Start of Task inputs

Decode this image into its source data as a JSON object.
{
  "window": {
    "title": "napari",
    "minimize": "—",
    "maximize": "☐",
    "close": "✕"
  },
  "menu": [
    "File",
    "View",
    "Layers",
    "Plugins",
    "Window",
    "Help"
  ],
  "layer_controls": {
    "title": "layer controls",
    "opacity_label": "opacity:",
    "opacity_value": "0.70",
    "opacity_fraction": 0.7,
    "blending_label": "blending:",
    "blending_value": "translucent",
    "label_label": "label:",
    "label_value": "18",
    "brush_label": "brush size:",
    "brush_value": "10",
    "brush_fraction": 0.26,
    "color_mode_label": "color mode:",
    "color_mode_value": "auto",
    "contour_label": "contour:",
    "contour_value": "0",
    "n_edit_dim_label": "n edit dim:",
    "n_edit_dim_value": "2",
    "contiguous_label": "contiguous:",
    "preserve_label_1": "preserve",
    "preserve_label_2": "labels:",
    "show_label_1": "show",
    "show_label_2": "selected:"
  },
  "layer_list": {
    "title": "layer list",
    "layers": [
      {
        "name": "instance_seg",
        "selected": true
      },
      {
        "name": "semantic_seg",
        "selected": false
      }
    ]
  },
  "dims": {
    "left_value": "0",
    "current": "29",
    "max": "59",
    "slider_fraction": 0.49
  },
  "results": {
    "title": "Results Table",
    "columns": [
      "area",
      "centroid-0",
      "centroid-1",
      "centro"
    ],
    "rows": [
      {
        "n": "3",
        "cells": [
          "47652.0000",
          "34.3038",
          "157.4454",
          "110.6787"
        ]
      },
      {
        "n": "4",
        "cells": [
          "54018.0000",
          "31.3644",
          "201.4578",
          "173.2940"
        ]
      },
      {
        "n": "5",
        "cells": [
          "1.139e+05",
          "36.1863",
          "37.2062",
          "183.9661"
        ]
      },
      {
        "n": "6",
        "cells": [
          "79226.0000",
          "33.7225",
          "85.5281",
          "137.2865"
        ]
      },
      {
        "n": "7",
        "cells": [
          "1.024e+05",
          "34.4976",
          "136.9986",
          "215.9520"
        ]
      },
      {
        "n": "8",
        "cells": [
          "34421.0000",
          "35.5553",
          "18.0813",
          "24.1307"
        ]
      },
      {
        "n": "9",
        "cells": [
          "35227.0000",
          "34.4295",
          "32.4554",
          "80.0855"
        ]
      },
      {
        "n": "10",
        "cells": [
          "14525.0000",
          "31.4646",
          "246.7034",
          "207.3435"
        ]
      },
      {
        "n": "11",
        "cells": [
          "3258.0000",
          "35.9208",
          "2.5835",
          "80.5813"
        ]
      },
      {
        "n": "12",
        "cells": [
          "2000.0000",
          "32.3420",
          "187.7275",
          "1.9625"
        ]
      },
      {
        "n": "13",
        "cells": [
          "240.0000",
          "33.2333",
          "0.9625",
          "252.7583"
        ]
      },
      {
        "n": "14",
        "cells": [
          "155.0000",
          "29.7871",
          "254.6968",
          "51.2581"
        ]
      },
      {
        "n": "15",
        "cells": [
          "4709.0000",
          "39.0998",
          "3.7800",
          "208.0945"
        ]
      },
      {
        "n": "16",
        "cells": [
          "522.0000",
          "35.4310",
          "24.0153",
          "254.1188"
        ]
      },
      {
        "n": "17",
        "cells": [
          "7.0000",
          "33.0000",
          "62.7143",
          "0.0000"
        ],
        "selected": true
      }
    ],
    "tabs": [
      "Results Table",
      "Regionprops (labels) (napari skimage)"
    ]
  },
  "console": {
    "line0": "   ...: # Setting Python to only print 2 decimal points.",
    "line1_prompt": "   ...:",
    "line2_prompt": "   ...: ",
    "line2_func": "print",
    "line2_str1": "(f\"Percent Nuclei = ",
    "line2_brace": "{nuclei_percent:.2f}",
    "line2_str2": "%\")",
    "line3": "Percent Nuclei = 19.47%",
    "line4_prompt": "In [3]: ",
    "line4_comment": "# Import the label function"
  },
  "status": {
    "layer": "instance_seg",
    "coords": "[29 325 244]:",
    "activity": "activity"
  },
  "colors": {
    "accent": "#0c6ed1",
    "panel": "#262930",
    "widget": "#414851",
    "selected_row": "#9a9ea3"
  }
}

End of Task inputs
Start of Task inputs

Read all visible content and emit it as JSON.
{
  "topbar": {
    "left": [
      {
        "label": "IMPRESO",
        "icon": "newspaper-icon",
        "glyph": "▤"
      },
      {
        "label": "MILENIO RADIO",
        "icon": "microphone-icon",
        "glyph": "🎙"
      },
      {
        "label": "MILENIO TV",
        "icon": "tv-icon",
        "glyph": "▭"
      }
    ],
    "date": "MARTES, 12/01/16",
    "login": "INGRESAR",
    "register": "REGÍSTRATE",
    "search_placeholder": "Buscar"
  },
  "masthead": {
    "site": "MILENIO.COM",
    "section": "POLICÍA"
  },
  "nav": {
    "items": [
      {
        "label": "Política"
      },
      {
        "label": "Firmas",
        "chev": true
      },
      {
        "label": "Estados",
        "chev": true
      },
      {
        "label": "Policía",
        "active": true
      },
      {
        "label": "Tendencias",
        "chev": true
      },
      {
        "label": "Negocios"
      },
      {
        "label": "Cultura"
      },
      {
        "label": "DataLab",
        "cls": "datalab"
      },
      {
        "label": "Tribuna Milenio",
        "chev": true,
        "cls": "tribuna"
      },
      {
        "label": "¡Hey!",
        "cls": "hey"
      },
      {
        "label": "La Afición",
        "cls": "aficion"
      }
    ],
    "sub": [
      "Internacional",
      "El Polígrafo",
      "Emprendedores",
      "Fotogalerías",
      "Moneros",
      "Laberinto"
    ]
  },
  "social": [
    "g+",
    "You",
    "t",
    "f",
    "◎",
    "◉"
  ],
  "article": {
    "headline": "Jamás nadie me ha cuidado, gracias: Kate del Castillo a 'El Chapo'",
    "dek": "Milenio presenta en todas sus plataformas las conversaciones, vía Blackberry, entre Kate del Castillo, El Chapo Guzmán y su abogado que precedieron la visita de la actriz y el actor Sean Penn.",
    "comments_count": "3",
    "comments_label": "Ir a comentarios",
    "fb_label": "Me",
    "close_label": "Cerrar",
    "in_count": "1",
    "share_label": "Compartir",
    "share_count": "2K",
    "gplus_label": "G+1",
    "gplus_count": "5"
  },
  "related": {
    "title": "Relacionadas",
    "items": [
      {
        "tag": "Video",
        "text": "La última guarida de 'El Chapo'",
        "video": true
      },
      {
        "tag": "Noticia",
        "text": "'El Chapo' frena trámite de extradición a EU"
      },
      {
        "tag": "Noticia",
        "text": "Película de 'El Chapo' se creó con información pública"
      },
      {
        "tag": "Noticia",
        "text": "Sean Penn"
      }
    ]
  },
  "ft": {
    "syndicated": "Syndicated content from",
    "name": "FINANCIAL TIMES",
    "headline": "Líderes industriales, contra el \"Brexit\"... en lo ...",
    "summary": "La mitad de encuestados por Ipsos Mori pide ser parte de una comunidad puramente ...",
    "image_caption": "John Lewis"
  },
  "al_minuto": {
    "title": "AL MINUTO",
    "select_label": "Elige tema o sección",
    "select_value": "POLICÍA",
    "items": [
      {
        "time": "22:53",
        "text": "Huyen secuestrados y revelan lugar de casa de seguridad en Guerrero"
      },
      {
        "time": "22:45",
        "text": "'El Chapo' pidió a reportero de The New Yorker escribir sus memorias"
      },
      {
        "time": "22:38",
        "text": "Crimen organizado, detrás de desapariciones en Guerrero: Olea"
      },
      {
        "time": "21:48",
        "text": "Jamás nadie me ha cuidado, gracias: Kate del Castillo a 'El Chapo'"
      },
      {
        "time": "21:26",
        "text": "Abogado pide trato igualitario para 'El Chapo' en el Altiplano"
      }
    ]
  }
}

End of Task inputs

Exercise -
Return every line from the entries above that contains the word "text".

Output below -
        "text": "La última guarida de 'El Chapo'",
        "text": "'El Chapo' frena trámite de extradición a EU"
        "text": "Película de 'El Chapo' se creó con información pública"
        "text": "Sean Penn"
        "text": "Huyen secuestrados y revelan lugar de casa de seguridad en Guerrero"
        "text": "'El Chapo' pidió a reportero de The New Yorker escribir sus memorias"
        "text": "Crimen organizado, detrás de desapariciones en Guerrero: Olea"
        "text": "Jamás nadie me ha cuidado, gracias: Kate del Castillo a 'El Chapo'"
        "text": "Abogado pide trato igualitario para 'El Chapo' en el Altiplano"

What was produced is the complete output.